with the transfer function representation of a LTI system. As an example, consider a LTI system
described by the transfer function
$4 + 283 + 382 + 2s + 1
H($) = 4+ 483 + 782 + 6s + 2′
a) Using the MATLAB command roots, determine the poles and the zeros of the transfer function
b) In a previous homework we have learned that an LTI system can be represented in MATLAB
in terms of P and Q of the ODE representation of the system. Using these polynomials in
conjunction with either the step or Isim commands allows us to find the response of a LTI
system. We also have seen in class that the transfer function for the LTI system described by
the ODE
Q (D)y (t) = P(D)f(t)
H (s) =
Q (s )
And, so it is also possible to represent a transfer function in MATLAB using the polynomials
P and Q. In order to simplify the representation of LTI systems, MATLAB packages the
polynomials P and Q into a single structure using the command of
gt; gt; sys = tf (P, Q)
where P and Q are vectors and sys is a variable that represents the system. Now, generate a
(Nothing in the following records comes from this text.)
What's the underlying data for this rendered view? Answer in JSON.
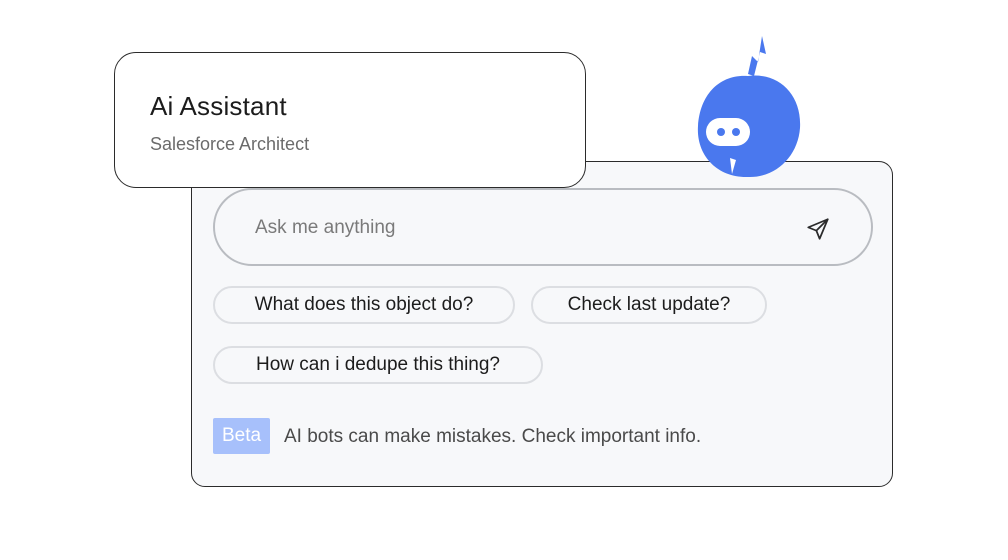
{
  "header": {
    "title": "Ai Assistant",
    "subtitle": "Salesforce Architect"
  },
  "ask": {
    "placeholder": "Ask me anything",
    "send_icon": "send-icon"
  },
  "suggestions": [
    {
      "label": "What does this object do?"
    },
    {
      "label": "Check last update?"
    },
    {
      "label": "How can i dedupe this thing?"
    }
  ],
  "footer": {
    "badge": "Beta",
    "disclaimer": "AI bots can make mistakes. Check important info."
  },
  "mascot": {
    "icon": "robot-mascot-icon",
    "color": "#4A78EE"
  },
  "colors": {
    "accent": "#4A78EE",
    "badge_bg": "#A7C0FB",
    "panel_bg": "#F7F8FA"
  }
}
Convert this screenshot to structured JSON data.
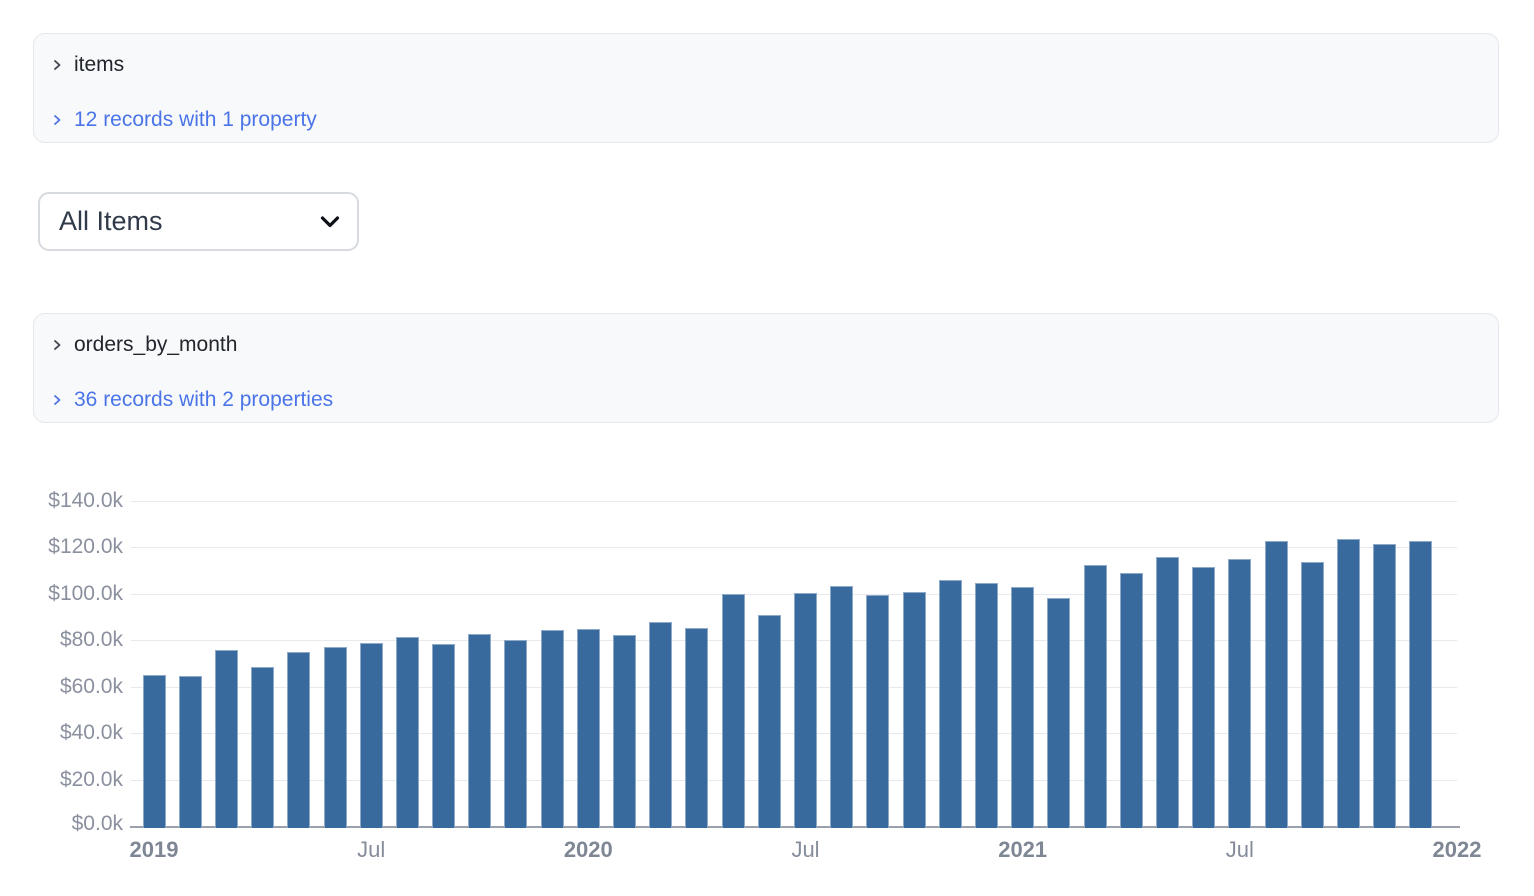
{
  "panels": {
    "items": {
      "title": "items",
      "records_label": "12 records with 1 property"
    },
    "orders": {
      "title": "orders_by_month",
      "records_label": "36 records with 2 properties"
    }
  },
  "filter": {
    "selected": "All Items"
  },
  "colors": {
    "bar_fill": "#386a9e",
    "bar_edge": "#8fa9c8",
    "link_blue": "#4a74e8",
    "panel_background": "#f8f9fb",
    "gridline": "#e8e9ee",
    "axis_line": "#9aa1ab",
    "axis_label": "#8a909e"
  },
  "icons": {
    "panel_chevron": "chevron-right",
    "link_chevron": "chevron-right",
    "dropdown_chevron": "chevron-down"
  },
  "chart_data": {
    "type": "bar",
    "title": "",
    "xlabel": "",
    "ylabel": "",
    "units": "USD thousands",
    "ylim": [
      0,
      140
    ],
    "grid": true,
    "legend": "none",
    "x": [
      "2019-01",
      "2019-02",
      "2019-03",
      "2019-04",
      "2019-05",
      "2019-06",
      "2019-07",
      "2019-08",
      "2019-09",
      "2019-10",
      "2019-11",
      "2019-12",
      "2020-01",
      "2020-02",
      "2020-03",
      "2020-04",
      "2020-05",
      "2020-06",
      "2020-07",
      "2020-08",
      "2020-09",
      "2020-10",
      "2020-11",
      "2020-12",
      "2021-01",
      "2021-02",
      "2021-03",
      "2021-04",
      "2021-05",
      "2021-06",
      "2021-07",
      "2021-08",
      "2021-09",
      "2021-10",
      "2021-11",
      "2021-12"
    ],
    "values": [
      65.0,
      64.7,
      75.9,
      68.5,
      74.9,
      77.0,
      78.9,
      81.3,
      78.4,
      82.8,
      80.3,
      84.3,
      85.0,
      82.4,
      87.9,
      85.5,
      99.8,
      90.9,
      100.6,
      103.4,
      99.6,
      100.7,
      105.9,
      104.6,
      102.9,
      98.1,
      112.4,
      109.2,
      115.7,
      111.5,
      115.0,
      122.8,
      113.8,
      123.6,
      121.6,
      122.6
    ],
    "y_ticks": [
      {
        "value": 0,
        "label": "$0.0k"
      },
      {
        "value": 20,
        "label": "$20.0k"
      },
      {
        "value": 40,
        "label": "$40.0k"
      },
      {
        "value": 60,
        "label": "$60.0k"
      },
      {
        "value": 80,
        "label": "$80.0k"
      },
      {
        "value": 100,
        "label": "$100.0k"
      },
      {
        "value": 120,
        "label": "$120.0k"
      },
      {
        "value": 140,
        "label": "$140.0k"
      }
    ],
    "x_ticks": [
      {
        "month_index": 0,
        "label": "2019",
        "bold": true
      },
      {
        "month_index": 6,
        "label": "Jul",
        "bold": false
      },
      {
        "month_index": 12,
        "label": "2020",
        "bold": true
      },
      {
        "month_index": 18,
        "label": "Jul",
        "bold": false
      },
      {
        "month_index": 24,
        "label": "2021",
        "bold": true
      },
      {
        "month_index": 30,
        "label": "Jul",
        "bold": false
      },
      {
        "month_index": 36,
        "label": "2022",
        "bold": true
      }
    ]
  }
}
pole-zero map of the transfer function above using the MATLAB commandEngineering Technology